## EXERCISE OBJECTIVE
Copies of all lines that contain "globe" are needed; take them from the data below.

## DATA PROVIDED

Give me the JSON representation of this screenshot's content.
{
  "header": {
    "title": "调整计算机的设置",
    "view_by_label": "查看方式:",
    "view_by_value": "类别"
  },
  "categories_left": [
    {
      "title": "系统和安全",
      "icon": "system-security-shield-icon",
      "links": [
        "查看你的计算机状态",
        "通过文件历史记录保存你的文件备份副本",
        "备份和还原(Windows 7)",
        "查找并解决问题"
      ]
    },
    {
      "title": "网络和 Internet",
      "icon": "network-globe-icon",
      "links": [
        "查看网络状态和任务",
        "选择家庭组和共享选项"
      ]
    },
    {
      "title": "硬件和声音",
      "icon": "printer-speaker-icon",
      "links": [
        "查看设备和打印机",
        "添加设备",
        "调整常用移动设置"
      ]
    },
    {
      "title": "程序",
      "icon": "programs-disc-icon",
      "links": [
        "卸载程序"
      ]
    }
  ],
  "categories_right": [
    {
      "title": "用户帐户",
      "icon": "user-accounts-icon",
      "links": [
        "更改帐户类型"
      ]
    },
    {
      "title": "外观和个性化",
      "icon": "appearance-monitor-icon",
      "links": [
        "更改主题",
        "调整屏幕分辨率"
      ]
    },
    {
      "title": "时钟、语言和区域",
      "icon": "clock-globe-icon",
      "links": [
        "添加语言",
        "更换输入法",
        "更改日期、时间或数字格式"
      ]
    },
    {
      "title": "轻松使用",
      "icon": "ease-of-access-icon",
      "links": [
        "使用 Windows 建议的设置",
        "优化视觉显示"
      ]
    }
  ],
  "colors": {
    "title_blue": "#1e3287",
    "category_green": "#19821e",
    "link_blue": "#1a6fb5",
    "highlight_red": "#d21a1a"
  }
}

## WRITTEN ANSWER
      "icon": "network-globe-icon",
      "icon": "clock-globe-icon",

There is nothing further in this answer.